# Problem description:
From the listing below, extract each entry exactly as written, minus the images.

# Recorded information:
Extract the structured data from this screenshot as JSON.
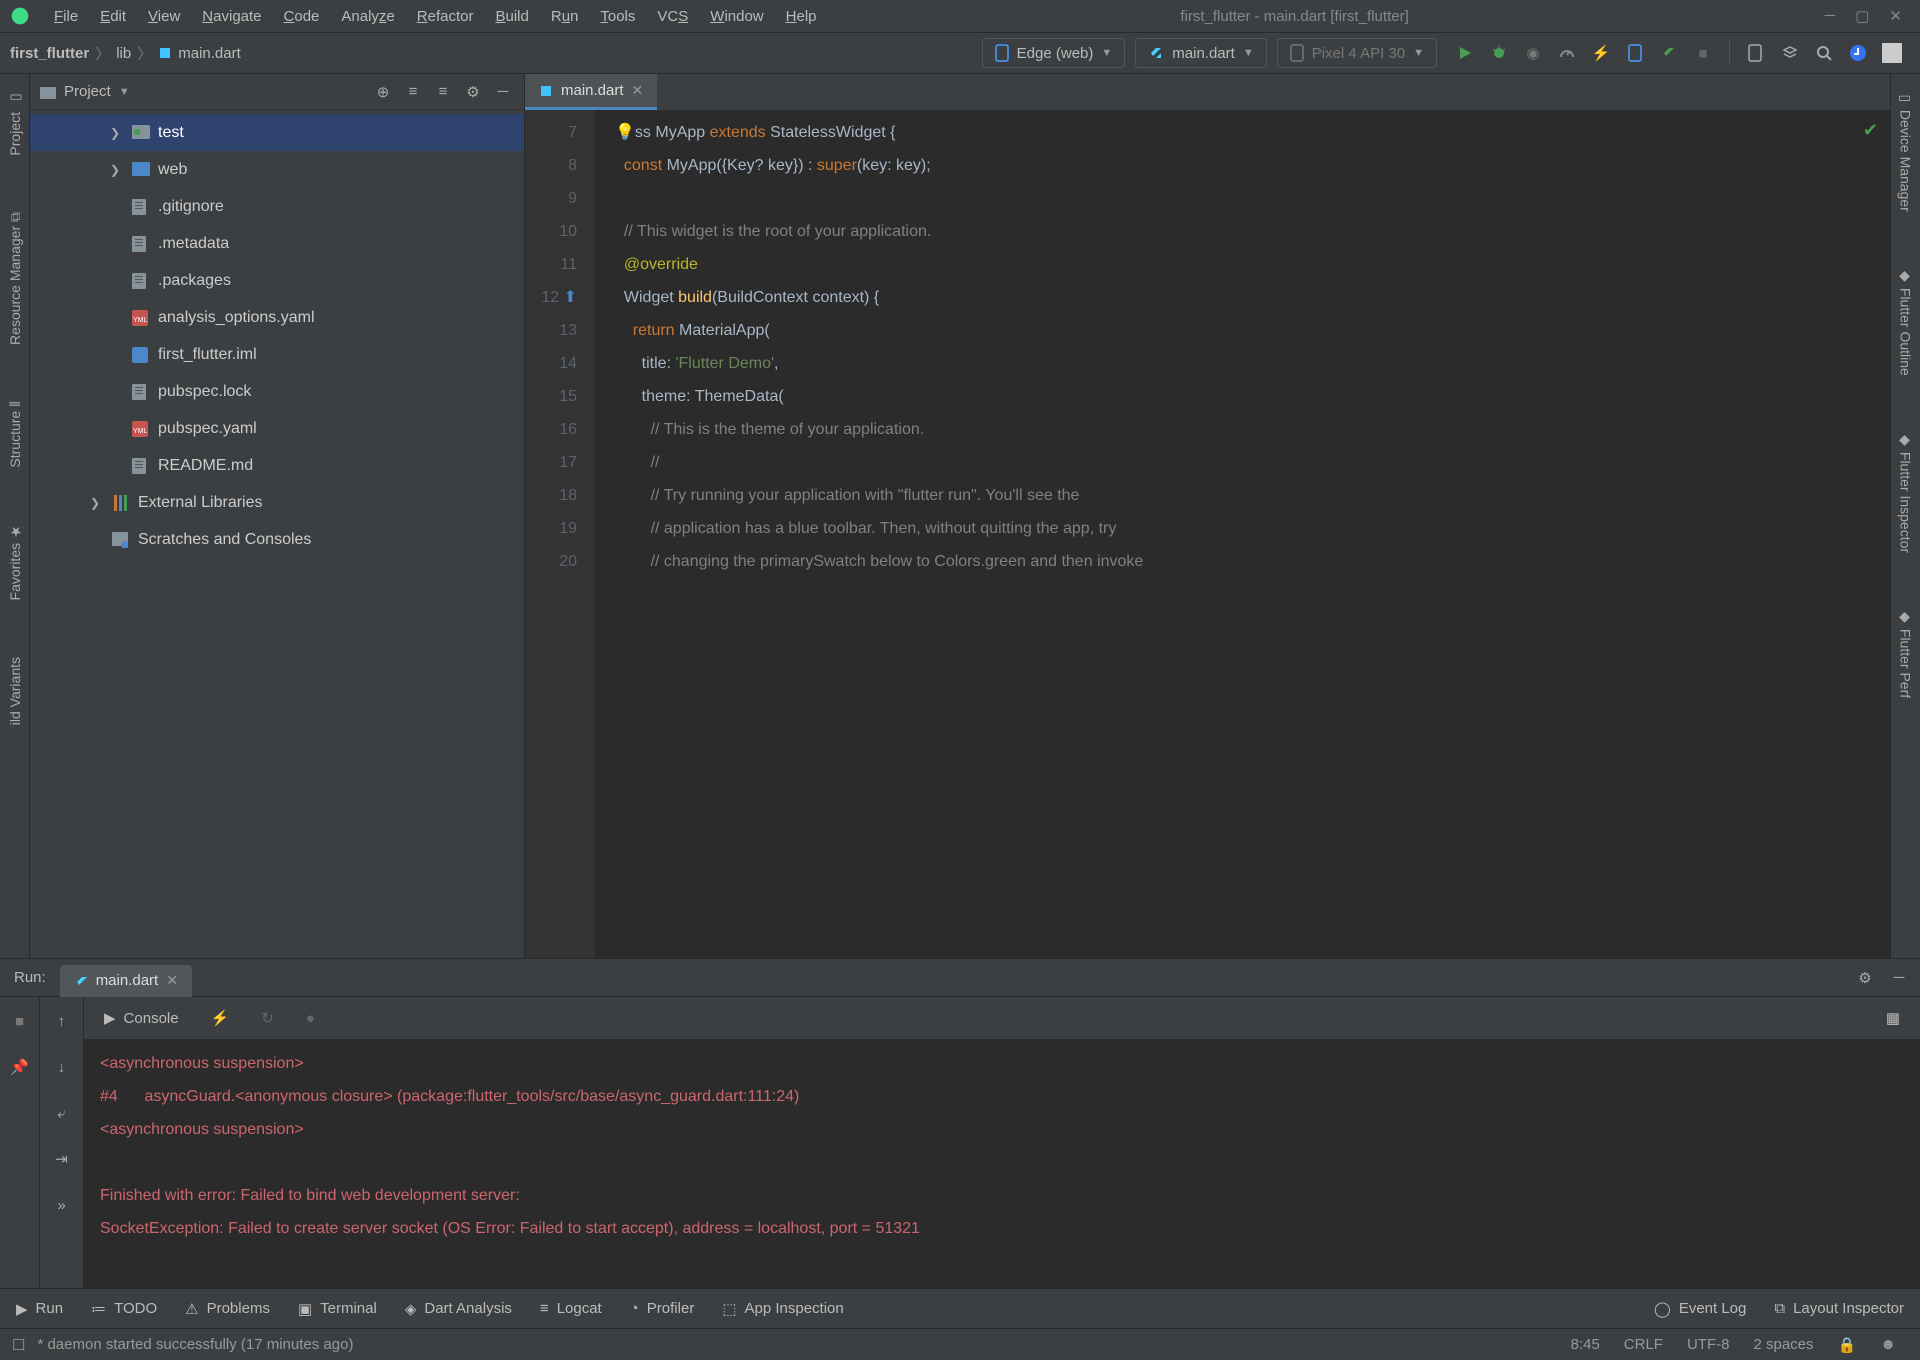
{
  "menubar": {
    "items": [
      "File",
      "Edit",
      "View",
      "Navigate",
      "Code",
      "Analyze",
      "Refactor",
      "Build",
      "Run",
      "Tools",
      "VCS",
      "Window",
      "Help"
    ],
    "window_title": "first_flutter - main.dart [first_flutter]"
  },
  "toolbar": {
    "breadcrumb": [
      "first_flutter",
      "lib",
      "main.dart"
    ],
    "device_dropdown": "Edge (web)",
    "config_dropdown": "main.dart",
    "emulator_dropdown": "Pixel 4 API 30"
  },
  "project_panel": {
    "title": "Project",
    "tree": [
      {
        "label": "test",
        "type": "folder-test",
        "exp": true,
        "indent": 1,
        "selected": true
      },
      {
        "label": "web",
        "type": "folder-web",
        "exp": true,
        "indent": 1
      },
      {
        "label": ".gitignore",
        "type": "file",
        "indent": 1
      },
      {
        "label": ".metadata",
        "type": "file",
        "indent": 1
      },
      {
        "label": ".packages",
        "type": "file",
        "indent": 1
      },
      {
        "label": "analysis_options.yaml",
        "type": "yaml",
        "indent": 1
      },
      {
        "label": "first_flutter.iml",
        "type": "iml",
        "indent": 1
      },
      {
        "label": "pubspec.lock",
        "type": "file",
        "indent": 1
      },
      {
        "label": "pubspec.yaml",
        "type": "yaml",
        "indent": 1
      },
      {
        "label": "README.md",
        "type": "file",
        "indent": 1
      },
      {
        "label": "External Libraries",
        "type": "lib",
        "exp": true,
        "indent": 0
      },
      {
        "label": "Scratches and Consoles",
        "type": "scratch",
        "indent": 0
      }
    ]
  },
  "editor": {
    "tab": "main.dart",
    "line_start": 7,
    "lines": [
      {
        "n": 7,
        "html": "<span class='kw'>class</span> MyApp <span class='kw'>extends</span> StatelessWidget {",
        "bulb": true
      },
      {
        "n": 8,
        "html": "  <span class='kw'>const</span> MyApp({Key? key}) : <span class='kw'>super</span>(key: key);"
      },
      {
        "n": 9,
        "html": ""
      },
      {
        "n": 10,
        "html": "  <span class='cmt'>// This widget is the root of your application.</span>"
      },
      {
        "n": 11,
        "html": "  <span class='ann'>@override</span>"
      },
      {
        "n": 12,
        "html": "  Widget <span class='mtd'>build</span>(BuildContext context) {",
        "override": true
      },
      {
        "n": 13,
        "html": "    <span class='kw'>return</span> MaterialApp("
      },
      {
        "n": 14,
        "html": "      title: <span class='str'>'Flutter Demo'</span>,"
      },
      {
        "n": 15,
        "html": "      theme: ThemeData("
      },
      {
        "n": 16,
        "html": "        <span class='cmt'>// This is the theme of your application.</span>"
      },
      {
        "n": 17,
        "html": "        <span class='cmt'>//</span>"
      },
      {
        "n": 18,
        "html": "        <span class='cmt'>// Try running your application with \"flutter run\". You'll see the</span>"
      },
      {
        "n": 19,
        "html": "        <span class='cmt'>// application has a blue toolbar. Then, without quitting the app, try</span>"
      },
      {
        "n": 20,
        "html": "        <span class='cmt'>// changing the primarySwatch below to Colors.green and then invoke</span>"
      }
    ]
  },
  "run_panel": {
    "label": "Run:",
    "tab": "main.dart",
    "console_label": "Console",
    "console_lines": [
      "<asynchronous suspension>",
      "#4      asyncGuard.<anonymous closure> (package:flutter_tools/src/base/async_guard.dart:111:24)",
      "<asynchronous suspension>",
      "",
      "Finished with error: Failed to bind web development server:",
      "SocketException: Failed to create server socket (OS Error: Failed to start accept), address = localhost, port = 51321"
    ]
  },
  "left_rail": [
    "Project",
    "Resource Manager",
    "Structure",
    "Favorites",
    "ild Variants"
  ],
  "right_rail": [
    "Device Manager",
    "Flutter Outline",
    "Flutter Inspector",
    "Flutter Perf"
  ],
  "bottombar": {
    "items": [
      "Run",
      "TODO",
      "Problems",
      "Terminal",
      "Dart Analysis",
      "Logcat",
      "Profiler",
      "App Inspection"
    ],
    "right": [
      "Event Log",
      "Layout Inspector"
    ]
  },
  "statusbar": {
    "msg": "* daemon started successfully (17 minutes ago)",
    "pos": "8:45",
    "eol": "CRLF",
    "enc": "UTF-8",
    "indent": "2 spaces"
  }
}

# Exercise response:
Extract the structured data from this screenshot as JSON.
{
  "menubar": {
    "items": [
      "File",
      "Edit",
      "View",
      "Navigate",
      "Code",
      "Analyze",
      "Refactor",
      "Build",
      "Run",
      "Tools",
      "VCS",
      "Window",
      "Help"
    ],
    "window_title": "first_flutter - main.dart [first_flutter]"
  },
  "toolbar": {
    "breadcrumb": [
      "first_flutter",
      "lib",
      "main.dart"
    ],
    "device_dropdown": "Edge (web)",
    "config_dropdown": "main.dart",
    "emulator_dropdown": "Pixel 4 API 30"
  },
  "project_panel": {
    "title": "Project",
    "tree": [
      {
        "label": "test",
        "type": "folder-test",
        "exp": true,
        "indent": 1,
        "selected": true
      },
      {
        "label": "web",
        "type": "folder-web",
        "exp": true,
        "indent": 1
      },
      {
        "label": ".gitignore",
        "type": "file",
        "indent": 1
      },
      {
        "label": ".metadata",
        "type": "file",
        "indent": 1
      },
      {
        "label": ".packages",
        "type": "file",
        "indent": 1
      },
      {
        "label": "analysis_options.yaml",
        "type": "yaml",
        "indent": 1
      },
      {
        "label": "first_flutter.iml",
        "type": "iml",
        "indent": 1
      },
      {
        "label": "pubspec.lock",
        "type": "file",
        "indent": 1
      },
      {
        "label": "pubspec.yaml",
        "type": "yaml",
        "indent": 1
      },
      {
        "label": "README.md",
        "type": "file",
        "indent": 1
      },
      {
        "label": "External Libraries",
        "type": "lib",
        "exp": true,
        "indent": 0
      },
      {
        "label": "Scratches and Consoles",
        "type": "scratch",
        "indent": 0
      }
    ]
  },
  "editor": {
    "tab": "main.dart",
    "line_start": 7,
    "lines": [
      {
        "n": 7,
        "html": "<span class='kw'>class</span> MyApp <span class='kw'>extends</span> StatelessWidget {",
        "bulb": true
      },
      {
        "n": 8,
        "html": "  <span class='kw'>const</span> MyApp({Key? key}) : <span class='kw'>super</span>(key: key);"
      },
      {
        "n": 9,
        "html": ""
      },
      {
        "n": 10,
        "html": "  <span class='cmt'>// This widget is the root of your application.</span>"
      },
      {
        "n": 11,
        "html": "  <span class='ann'>@override</span>"
      },
      {
        "n": 12,
        "html": "  Widget <span class='mtd'>build</span>(BuildContext context) {",
        "override": true
      },
      {
        "n": 13,
        "html": "    <span class='kw'>return</span> MaterialApp("
      },
      {
        "n": 14,
        "html": "      title: <span class='str'>'Flutter Demo'</span>,"
      },
      {
        "n": 15,
        "html": "      theme: ThemeData("
      },
      {
        "n": 16,
        "html": "        <span class='cmt'>// This is the theme of your application.</span>"
      },
      {
        "n": 17,
        "html": "        <span class='cmt'>//</span>"
      },
      {
        "n": 18,
        "html": "        <span class='cmt'>// Try running your application with \"flutter run\". You'll see the</span>"
      },
      {
        "n": 19,
        "html": "        <span class='cmt'>// application has a blue toolbar. Then, without quitting the app, try</span>"
      },
      {
        "n": 20,
        "html": "        <span class='cmt'>// changing the primarySwatch below to Colors.green and then invoke</span>"
      }
    ]
  },
  "run_panel": {
    "label": "Run:",
    "tab": "main.dart",
    "console_label": "Console",
    "console_lines": [
      "<asynchronous suspension>",
      "#4      asyncGuard.<anonymous closure> (package:flutter_tools/src/base/async_guard.dart:111:24)",
      "<asynchronous suspension>",
      "",
      "Finished with error: Failed to bind web development server:",
      "SocketException: Failed to create server socket (OS Error: Failed to start accept), address = localhost, port = 51321"
    ]
  },
  "left_rail": [
    "Project",
    "Resource Manager",
    "Structure",
    "Favorites",
    "ild Variants"
  ],
  "right_rail": [
    "Device Manager",
    "Flutter Outline",
    "Flutter Inspector",
    "Flutter Perf"
  ],
  "bottombar": {
    "items": [
      "Run",
      "TODO",
      "Problems",
      "Terminal",
      "Dart Analysis",
      "Logcat",
      "Profiler",
      "App Inspection"
    ],
    "right": [
      "Event Log",
      "Layout Inspector"
    ]
  },
  "statusbar": {
    "msg": "* daemon started successfully (17 minutes ago)",
    "pos": "8:45",
    "eol": "CRLF",
    "enc": "UTF-8",
    "indent": "2 spaces"
  }
}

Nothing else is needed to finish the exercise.